Experimental Lakes Area

Called a nature’s laboratory and a freshwater research area, the Experimental Lakes Area includes a total of 58 lakes that are used for the purpose of scientific research. Scientists study the ecosystem and its different components and how they respond to change. The goal is to develop and implement sound and cost-effective management practices, regulations, and policies to protect freshwater sources and supplies. The research station was founded back in 1968 to study trends and emerging concerns over time.

Environmental Preservation

Thousands of fish are caught and killed each year in Canada so that scientists can monitor and study how industrial pollution affects water supplies. This is not a sustainable solution for small freshwater sources such as rivers and lakes. To this end, researchers aim to develop a better way of monitoring pollution and freshwater fish. The project is one of eleven underway in the Experimental Lakes Area, and the goal is to develop more humane sampling and monitoring methods. The scientists focus on a couple of lakes where they conduct experiments, and the rest are used as control lakes.

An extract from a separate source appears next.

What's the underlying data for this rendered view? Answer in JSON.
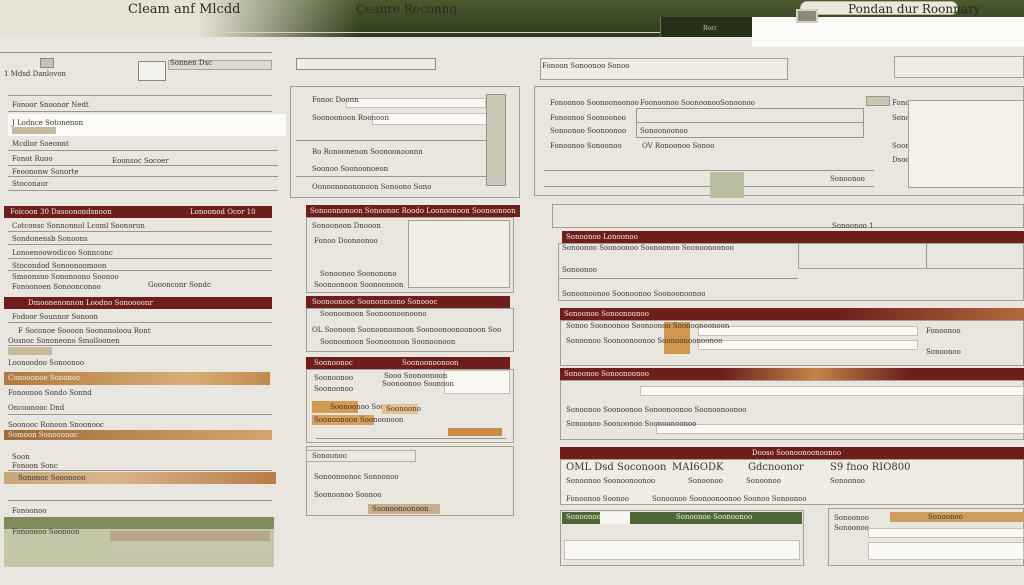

A number of projects have been implemented over the years, with a focus on emission controls, waste water management, the effect of birth control medications on freshwater populations, etc. One project focuses on the impact of water clarity on trout. A channel to Lake 626 was cut off to increase water clarity and temperature. The goal is to monitor the level of chemical markers in slime to find out how pollutants affect fish in a drier environment. Another project is also underway at Lake Ice, and the goal is to measure and examine snow and ice thickness as well as the duration of ice cover. Scientists study the effects of climate change on the ice cover.

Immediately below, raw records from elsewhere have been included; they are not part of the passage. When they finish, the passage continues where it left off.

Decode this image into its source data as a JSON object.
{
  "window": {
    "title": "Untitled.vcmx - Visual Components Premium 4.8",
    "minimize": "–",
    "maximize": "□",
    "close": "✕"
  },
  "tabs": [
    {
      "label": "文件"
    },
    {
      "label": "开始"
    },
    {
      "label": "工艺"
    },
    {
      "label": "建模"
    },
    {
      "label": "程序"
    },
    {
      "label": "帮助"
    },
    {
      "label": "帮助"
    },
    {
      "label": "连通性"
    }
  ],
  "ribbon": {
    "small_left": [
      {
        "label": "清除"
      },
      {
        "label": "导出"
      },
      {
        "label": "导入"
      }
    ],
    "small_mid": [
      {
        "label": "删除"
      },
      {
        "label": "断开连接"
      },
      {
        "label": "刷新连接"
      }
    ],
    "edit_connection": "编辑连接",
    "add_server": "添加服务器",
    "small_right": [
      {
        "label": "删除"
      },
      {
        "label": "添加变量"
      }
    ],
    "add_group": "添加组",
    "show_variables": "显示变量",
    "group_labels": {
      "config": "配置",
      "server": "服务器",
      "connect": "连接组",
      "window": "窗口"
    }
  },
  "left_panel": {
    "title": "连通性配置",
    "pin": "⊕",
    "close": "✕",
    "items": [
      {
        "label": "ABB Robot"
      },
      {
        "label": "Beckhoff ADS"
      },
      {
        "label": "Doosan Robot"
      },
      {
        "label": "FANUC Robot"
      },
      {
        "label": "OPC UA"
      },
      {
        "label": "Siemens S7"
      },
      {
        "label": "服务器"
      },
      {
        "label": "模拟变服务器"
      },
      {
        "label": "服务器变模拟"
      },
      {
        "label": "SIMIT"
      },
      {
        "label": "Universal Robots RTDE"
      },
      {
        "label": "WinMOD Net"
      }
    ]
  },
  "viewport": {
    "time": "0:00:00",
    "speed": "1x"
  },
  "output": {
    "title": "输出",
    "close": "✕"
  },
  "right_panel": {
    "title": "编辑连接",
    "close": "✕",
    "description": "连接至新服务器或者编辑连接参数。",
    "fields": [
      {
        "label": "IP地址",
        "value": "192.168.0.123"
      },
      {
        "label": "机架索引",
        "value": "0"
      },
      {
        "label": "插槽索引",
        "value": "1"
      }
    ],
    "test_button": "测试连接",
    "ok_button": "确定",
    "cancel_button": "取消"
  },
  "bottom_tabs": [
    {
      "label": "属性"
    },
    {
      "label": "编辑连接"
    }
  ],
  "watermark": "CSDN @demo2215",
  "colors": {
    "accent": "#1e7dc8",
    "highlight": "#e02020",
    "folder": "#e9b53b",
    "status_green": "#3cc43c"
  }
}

Priorities and Research Projects

Scientists who work in the Experimental Lakes Area focus on priorities such as water management, methodologies and methods for ecosystem assessment, ecosystem management and recovery, eutrophication, contamination, and climate change. Eutrophication refers to the harmful effects of algal blooms on marine and freshwater ecosystems due to the right amount of fertilizers, carbon dioxide, and sunlight. Algal blooms affect recreational water facilities, fisheries, drinking water, and aquatic ecosystems. The fact that toxic algae proliferate can have dramatic consequences. They have become a threat to public health in some parts of the world. In fact the Experimental Lakes Area was founded to address this issue, and there are projects underway at present. Ecosystem recovery is also a research priority, and experiments focus on different factors that aid recovery. Contaminants are monitored as well as the impact of ecosystem interactions on toxicity and the extent of contamination. Experiments in the area also include mercury and nanosilver. The latter is used across industries to manufacture washing machines, cutting boards, baby bottles, socks, etc. Scientists study the effect of nanosilver on ecosystem health and metabolism and how contamination affects fish populations. Scientists also experiment with mercury to study mercury in fish, released by coal-fired industrial plants.

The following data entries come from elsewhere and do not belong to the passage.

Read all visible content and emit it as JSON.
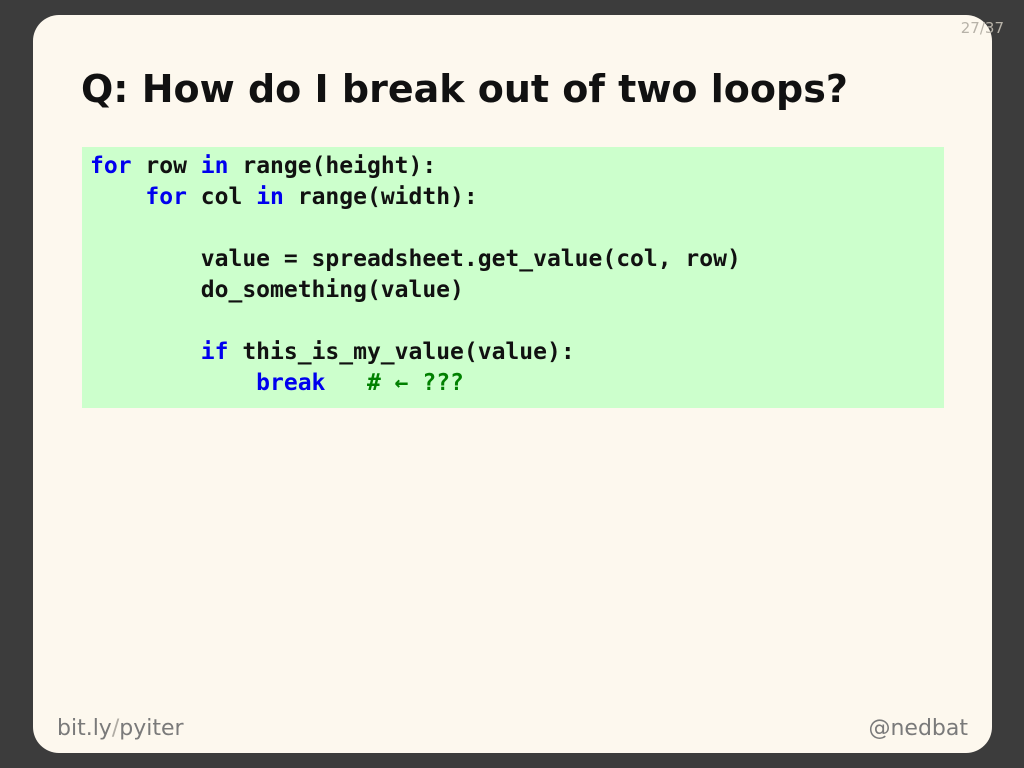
{
  "slide": {
    "counter": "27/37",
    "title": "Q: How do I break out of two loops?"
  },
  "code": {
    "lines": [
      [
        {
          "t": "for",
          "k": "kw"
        },
        {
          "t": " row ",
          "k": ""
        },
        {
          "t": "in",
          "k": "kw"
        },
        {
          "t": " range(height):",
          "k": ""
        }
      ],
      [
        {
          "t": "    ",
          "k": ""
        },
        {
          "t": "for",
          "k": "kw"
        },
        {
          "t": " col ",
          "k": ""
        },
        {
          "t": "in",
          "k": "kw"
        },
        {
          "t": " range(width):",
          "k": ""
        }
      ],
      [
        {
          "t": "",
          "k": ""
        }
      ],
      [
        {
          "t": "        value = spreadsheet.get_value(col, row)",
          "k": ""
        }
      ],
      [
        {
          "t": "        do_something(value)",
          "k": ""
        }
      ],
      [
        {
          "t": "",
          "k": ""
        }
      ],
      [
        {
          "t": "        ",
          "k": ""
        },
        {
          "t": "if",
          "k": "kw"
        },
        {
          "t": " this_is_my_value(value):",
          "k": ""
        }
      ],
      [
        {
          "t": "            ",
          "k": ""
        },
        {
          "t": "break",
          "k": "kw"
        },
        {
          "t": "   ",
          "k": ""
        },
        {
          "t": "# ← ???",
          "k": "cm"
        }
      ]
    ]
  },
  "footer": {
    "left_part1": "bit.ly",
    "left_sep": "/",
    "left_part2": "pyiter",
    "right": "@nedbat"
  },
  "colors": {
    "keyword": "#0000ee",
    "comment": "#008000",
    "code_background": "#ccffcc",
    "slide_background": "#fdf8ee"
  }
}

Researchers in the Experimental Lakes Area increased the level of mercury deposition to prove that atmospheric deposition adversely affects fish populations. This experiment is conducted in support of legislation to reduce the level of mercury disposition in water supplies through scrubber installations on smokestacks. Radioisotopes in fish are the focus of another project that aims to study isotope change that took place as the result of nuclear bomb testing. Climate change due to changing patterns of precipitation and the global warming is also a research priority.  Climate change has a profound effect on ecosystem health not only in Canada but around the globe. Ongoing research in the lake area aims to examine the effect of climate change on lake ecosystems. The team of researchers works in collaboration with universities in Manitoba, Toronto, Minnesota, and Winnipeg as well as Environment Canada, the Ministry of Environment and Climate Change of Ontario, and other key players.